- _Exercise_
Would you repeat every line of the data exactly?

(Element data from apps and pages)
========================
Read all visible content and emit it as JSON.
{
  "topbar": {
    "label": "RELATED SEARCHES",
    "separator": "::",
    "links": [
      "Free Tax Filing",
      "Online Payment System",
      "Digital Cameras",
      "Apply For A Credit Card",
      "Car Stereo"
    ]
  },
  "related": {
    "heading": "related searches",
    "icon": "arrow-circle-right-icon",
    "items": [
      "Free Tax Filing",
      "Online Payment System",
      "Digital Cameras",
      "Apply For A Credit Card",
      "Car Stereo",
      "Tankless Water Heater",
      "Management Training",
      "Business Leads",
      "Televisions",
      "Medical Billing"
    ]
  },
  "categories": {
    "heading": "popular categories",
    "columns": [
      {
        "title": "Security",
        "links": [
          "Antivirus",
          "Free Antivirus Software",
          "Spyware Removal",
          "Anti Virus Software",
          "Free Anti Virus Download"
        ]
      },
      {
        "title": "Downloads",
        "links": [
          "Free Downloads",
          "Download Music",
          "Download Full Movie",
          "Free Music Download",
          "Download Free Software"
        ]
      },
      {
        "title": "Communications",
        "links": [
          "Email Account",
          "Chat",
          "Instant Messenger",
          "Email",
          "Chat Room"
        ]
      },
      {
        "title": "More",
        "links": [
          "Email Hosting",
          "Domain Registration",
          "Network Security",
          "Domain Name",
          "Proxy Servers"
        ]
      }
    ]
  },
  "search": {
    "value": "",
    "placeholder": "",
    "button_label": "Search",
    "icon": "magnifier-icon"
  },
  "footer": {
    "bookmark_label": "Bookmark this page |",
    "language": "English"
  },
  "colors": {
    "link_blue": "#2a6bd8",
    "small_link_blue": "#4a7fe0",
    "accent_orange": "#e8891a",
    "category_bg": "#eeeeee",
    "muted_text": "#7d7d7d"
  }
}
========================
- _Response_
Read all visible content and emit it as JSON.
{
  "topbar": {
    "label": "RELATED SEARCHES",
    "separator": "::",
    "links": [
      "Free Tax Filing",
      "Online Payment System",
      "Digital Cameras",
      "Apply For A Credit Card",
      "Car Stereo"
    ]
  },
  "related": {
    "heading": "related searches",
    "icon": "arrow-circle-right-icon",
    "items": [
      "Free Tax Filing",
      "Online Payment System",
      "Digital Cameras",
      "Apply For A Credit Card",
      "Car Stereo",
      "Tankless Water Heater",
      "Management Training",
      "Business Leads",
      "Televisions",
      "Medical Billing"
    ]
  },
  "categories": {
    "heading": "popular categories",
    "columns": [
      {
        "title": "Security",
        "links": [
          "Antivirus",
          "Free Antivirus Software",
          "Spyware Removal",
          "Anti Virus Software",
          "Free Anti Virus Download"
        ]
      },
      {
        "title": "Downloads",
        "links": [
          "Free Downloads",
          "Download Music",
          "Download Full Movie",
          "Free Music Download",
          "Download Free Software"
        ]
      },
      {
        "title": "Communications",
        "links": [
          "Email Account",
          "Chat",
          "Instant Messenger",
          "Email",
          "Chat Room"
        ]
      },
      {
        "title": "More",
        "links": [
          "Email Hosting",
          "Domain Registration",
          "Network Security",
          "Domain Name",
          "Proxy Servers"
        ]
      }
    ]
  },
  "search": {
    "value": "",
    "placeholder": "",
    "button_label": "Search",
    "icon": "magnifier-icon"
  },
  "footer": {
    "bookmark_label": "Bookmark this page |",
    "language": "English"
  },
  "colors": {
    "link_blue": "#2a6bd8",
    "small_link_blue": "#4a7fe0",
    "accent_orange": "#e8891a",
    "category_bg": "#eeeeee",
    "muted_text": "#7d7d7d"
  }
}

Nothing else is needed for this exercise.